A week on the Pacific Coast

As I reflect upon our group’s experience in Los Angeles with the COSEE- West Ocean Observing Systems Workshop, a couple of highlights emerge.

First, as a land-locked Coloradoan, I am always surprised by the vastness of the Pacific Ocean no matter how many times I see it.  As a biologist, I am fascinated by the complex ecosystems under that expanse of water.  We definitely had the chance to glimpse a bit of the interesting life forms.

Here is a brief list of some of the most fascinating:

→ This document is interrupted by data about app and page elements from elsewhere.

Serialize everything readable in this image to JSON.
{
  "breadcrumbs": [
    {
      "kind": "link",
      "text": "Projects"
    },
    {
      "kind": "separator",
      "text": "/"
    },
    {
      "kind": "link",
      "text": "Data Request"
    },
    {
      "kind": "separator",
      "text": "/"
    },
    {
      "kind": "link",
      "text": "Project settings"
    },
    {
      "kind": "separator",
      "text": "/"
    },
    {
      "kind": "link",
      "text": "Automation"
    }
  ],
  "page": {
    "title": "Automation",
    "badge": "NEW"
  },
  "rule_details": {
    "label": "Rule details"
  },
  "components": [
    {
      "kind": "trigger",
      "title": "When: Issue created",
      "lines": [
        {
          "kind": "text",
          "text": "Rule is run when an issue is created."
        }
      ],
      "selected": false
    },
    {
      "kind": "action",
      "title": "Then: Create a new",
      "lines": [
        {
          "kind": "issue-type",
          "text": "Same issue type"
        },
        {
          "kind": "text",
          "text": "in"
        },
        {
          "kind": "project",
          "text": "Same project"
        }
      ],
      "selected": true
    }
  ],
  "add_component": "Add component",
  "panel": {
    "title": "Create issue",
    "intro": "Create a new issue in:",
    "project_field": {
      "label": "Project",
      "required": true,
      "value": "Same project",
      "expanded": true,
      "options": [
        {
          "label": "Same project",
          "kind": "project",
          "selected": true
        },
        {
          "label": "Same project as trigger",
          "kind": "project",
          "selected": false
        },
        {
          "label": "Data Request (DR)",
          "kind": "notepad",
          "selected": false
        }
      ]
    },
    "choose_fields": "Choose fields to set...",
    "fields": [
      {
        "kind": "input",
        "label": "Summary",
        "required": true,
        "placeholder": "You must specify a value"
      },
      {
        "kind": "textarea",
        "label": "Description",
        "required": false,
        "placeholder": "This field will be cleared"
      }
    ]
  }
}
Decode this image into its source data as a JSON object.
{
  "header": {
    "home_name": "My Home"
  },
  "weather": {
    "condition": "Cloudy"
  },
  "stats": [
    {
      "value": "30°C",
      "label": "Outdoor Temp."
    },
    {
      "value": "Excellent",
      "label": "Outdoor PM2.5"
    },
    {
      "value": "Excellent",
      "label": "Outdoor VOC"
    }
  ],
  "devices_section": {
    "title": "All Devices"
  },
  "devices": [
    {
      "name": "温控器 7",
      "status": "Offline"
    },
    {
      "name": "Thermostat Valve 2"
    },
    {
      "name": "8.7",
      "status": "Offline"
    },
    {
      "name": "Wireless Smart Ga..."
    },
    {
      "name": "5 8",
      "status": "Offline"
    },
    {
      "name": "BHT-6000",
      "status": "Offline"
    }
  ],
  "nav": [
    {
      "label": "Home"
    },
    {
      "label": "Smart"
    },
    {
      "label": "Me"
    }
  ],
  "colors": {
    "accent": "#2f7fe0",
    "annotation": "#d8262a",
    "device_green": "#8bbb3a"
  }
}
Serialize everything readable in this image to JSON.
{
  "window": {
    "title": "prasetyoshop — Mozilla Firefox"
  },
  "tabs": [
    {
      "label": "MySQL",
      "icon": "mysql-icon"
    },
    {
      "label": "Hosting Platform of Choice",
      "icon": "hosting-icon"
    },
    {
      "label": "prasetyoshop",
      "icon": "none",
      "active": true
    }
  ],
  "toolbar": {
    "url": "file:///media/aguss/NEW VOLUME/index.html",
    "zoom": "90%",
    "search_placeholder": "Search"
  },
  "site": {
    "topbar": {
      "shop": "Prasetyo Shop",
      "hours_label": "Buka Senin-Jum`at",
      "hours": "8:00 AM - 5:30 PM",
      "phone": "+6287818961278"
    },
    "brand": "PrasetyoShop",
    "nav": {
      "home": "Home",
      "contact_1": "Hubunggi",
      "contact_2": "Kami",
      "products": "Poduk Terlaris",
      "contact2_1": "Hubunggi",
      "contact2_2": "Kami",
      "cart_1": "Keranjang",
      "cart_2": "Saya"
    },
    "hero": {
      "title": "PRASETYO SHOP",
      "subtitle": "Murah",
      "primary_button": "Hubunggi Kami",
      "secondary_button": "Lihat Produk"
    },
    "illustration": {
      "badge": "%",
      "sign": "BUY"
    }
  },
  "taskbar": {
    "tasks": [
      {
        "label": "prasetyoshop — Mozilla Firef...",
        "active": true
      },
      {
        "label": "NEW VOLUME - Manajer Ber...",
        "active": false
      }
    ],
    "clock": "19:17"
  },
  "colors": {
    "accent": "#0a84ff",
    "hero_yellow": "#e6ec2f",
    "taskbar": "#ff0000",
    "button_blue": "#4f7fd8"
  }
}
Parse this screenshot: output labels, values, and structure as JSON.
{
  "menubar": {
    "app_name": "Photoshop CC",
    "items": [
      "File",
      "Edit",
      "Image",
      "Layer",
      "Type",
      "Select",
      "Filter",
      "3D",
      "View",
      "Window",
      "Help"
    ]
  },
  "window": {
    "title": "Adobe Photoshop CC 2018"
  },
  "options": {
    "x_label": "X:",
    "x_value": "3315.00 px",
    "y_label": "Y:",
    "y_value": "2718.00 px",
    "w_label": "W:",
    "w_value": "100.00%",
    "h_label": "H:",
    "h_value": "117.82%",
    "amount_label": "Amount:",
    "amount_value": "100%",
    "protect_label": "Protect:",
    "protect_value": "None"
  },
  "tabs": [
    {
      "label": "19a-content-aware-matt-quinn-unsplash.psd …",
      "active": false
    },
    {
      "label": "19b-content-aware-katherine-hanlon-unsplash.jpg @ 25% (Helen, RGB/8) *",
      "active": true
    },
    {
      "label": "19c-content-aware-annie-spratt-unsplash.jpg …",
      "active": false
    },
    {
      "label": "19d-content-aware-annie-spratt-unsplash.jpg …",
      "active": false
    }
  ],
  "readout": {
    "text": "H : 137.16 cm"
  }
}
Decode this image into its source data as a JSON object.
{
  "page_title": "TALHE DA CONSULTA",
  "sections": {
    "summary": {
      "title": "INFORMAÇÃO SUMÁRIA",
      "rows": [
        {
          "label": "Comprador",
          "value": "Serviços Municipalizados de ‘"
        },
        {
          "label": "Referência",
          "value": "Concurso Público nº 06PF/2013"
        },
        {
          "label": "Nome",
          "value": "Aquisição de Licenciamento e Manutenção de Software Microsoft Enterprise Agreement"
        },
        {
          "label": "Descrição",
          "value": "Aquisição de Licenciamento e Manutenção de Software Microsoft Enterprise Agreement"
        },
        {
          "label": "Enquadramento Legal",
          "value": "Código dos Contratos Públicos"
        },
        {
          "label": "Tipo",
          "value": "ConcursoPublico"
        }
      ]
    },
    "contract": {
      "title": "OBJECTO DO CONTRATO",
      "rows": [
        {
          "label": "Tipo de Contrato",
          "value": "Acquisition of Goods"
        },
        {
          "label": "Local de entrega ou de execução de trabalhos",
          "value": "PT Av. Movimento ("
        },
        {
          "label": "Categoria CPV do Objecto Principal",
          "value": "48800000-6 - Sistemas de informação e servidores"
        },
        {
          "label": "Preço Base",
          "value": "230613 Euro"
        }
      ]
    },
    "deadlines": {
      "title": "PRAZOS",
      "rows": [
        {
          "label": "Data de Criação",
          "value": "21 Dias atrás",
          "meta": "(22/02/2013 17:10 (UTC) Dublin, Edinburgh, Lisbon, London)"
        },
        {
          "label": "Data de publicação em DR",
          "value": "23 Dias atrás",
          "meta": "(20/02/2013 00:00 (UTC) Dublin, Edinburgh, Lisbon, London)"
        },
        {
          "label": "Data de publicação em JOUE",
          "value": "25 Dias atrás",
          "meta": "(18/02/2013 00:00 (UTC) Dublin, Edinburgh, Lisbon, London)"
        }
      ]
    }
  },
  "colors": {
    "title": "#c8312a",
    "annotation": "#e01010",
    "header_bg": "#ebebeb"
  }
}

  • Kelp- lots of it!  It is always neat to see the flotation bladders up close and personal.
  • Dolphins- We went through a pod of about 100 some with babies.  The babies swim directly beside the mom, using her slipstream to draft off of.
  • Giant starfish and other great marine invertebrates.- fascinating adaptations!
  • Seals and sea lions in rehabilitation at the Marine Mammal Rescue Center.
  • Brown pelicans at the Bird Rescue Center- fishing line survivors.
  • Humans- they were plentiful all over the LA area!

Second,  we had the opportunity to hear from a number of scientists about their research. ROVs (Remote Operated Vehicles) are becoming a sophisticated tool for understanding parts of the ocean previously unexplored.  At the Ocean Institute, we also had the chance to modify and drive our own ROVs.  It is true, we need more video gaming experience in order to be better drivers!  The presentation about the TOPP program (Tagging of Pacific Predators. www.topp.org) also reminded me that there is so much we don’t know about how large animals travel and use the Pacific Ocean.  Finally, at the Jet Propulsion Lab/ NASA, we saw the future of Mars Exploration, Curiosity, being built.  While the current Mars rovers are the size of VW bugs, Curiosity is a beast the size of a SUV.

Finally, collaborating with teachers from other schools and Colorado and California led to many thoughtful discussions about the role of Marine Science in the classroom.  I, for one, am looking forward to incorporating more Ocean Literacy into my science classroom.   I am also thrilled to introduce my students to many more scientific opportunities and careers as a result of this week.